The Shared-Responsibility Model
When evaluating public cloud services, it’s critical to understand the shared responsibility model and which security tasks are handled by the cloud provider and which tasks are handled by you. The workload responsibilities vary depending on whether the workload is hosted on Software as a Service (SaaS), Platform as a Service (PaaS), Infrastructure as a Service (IaaS), or in an on-premises datacenter.
In this lecture, you’re introduced to The Shared Responsibility Model, which is essential to understand when evaluating public cloud services. It’s crucial for you to know which security tasks are managed by the cloud provider and which are your responsibility.
The level of responsibility you have varies depending on the service model you’re using: software as a service (SaaS), platform as a service (PaaS), or infrastructure as a service (IaaS). Additionally, if the workload is hosted in an on-premises data center, this changes the scope of your responsibilities.
When operations are hosted on-premises, you are responsible for the entire stack.
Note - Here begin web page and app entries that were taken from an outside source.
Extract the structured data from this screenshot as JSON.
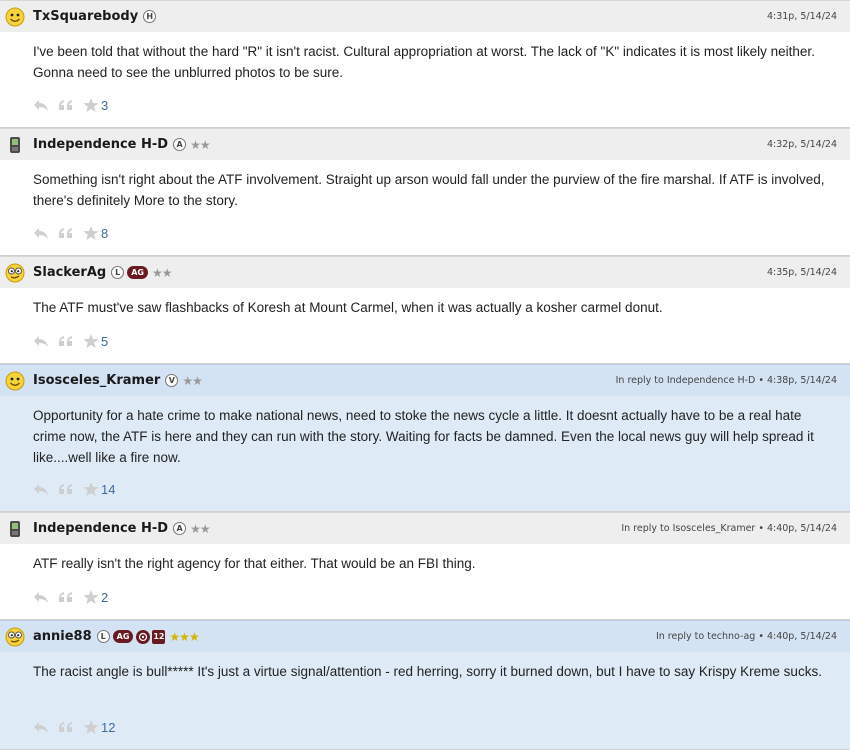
{
  "posts": [
    {
      "username": "TxSquarebody",
      "avatar": "smiley-face-icon",
      "badges": [
        "H"
      ],
      "ag": "",
      "extra_icons": false,
      "stars": "",
      "stars_gold": false,
      "meta": "4:31p, 5/14/24",
      "body": "I've been told that without the hard \"R\" it isn't racist. Cultural appropriation at worst. The lack of \"K\" indicates it is most likely neither. Gonna need to see the unblurred photos to be sure.",
      "count": "3",
      "highlight": false
    },
    {
      "username": "Independence H-D",
      "avatar": "phone-icon",
      "badges": [
        "A"
      ],
      "ag": "",
      "extra_icons": false,
      "stars": "★★",
      "stars_gold": false,
      "meta": "4:32p, 5/14/24",
      "body": "Something isn't right about the ATF involvement. Straight up arson would fall under the purview of the fire marshal. If ATF is involved, there's definitely More to the story.",
      "count": "8",
      "highlight": false
    },
    {
      "username": "SlackerAg",
      "avatar": "nerd-face-icon",
      "badges": [
        "L"
      ],
      "ag": "AG",
      "extra_icons": false,
      "stars": "★★",
      "stars_gold": false,
      "meta": "4:35p, 5/14/24",
      "body": "The ATF must've saw flashbacks of Koresh at Mount Carmel, when it was actually a kosher carmel donut.",
      "count": "5",
      "highlight": false
    },
    {
      "username": "Isosceles_Kramer",
      "avatar": "smiley-face-icon",
      "badges": [
        "V"
      ],
      "ag": "",
      "extra_icons": false,
      "stars": "★★",
      "stars_gold": false,
      "meta": "In reply to Independence H-D • 4:38p, 5/14/24",
      "body": "Opportunity for a hate crime to make national news, need to stoke the news cycle a little. It doesnt actually have to be a real hate crime now, the ATF is here and they can run with the story. Waiting for facts be damned. Even the local news guy will help spread it like....well like a fire now.",
      "count": "14",
      "highlight": true
    },
    {
      "username": "Independence H-D",
      "avatar": "phone-icon",
      "badges": [
        "A"
      ],
      "ag": "",
      "extra_icons": false,
      "stars": "★★",
      "stars_gold": false,
      "meta": "In reply to Isosceles_Kramer • 4:40p, 5/14/24",
      "body": "ATF really isn't the right agency for that either. That would be an FBI thing.",
      "count": "2",
      "highlight": false
    },
    {
      "username": "annie88",
      "avatar": "nerd-face-icon",
      "badges": [
        "L"
      ],
      "ag": "AG",
      "extra_icons": true,
      "num_badge": "12",
      "stars": "★★★",
      "stars_gold": true,
      "meta": "In reply to techno-ag • 4:40p, 5/14/24",
      "body": "The racist angle is bull***** It's just a virtue signal/attention - red herring, sorry it burned down, but I have to say Krispy Kreme sucks.",
      "count": "12",
      "highlight": true
    }
  ]
}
But as you move to the cloud, some of those responsibilities are transferred to the cloud provider, in this case, Microsoft Azure.
A graphic that you might see on your screen during the lecture will show that the responsibility is split between you and Microsoft, and this split depends on the type of cloud service you’re deploying.
It’s important for you to remember that no matter what cloud service model you choose, certain responsibilities will always be yours. This includes data and identities, the security of your accounts, and the management of your data. You are also responsible for any on-premises resources and the aspects of the cloud that you control, which varies by the service model you deploy.
The key takeaway from this lecture is to understand that on-premises data centers require you to maintain everything. Moving to IaaS means you still have to manage a significant portion, but less so than on-premises. With PaaS, your responsibilities are more shared with the cloud provider. And with SaaS, apart from your data, devices, and identities, the cloud provider manages virtually all other aspects.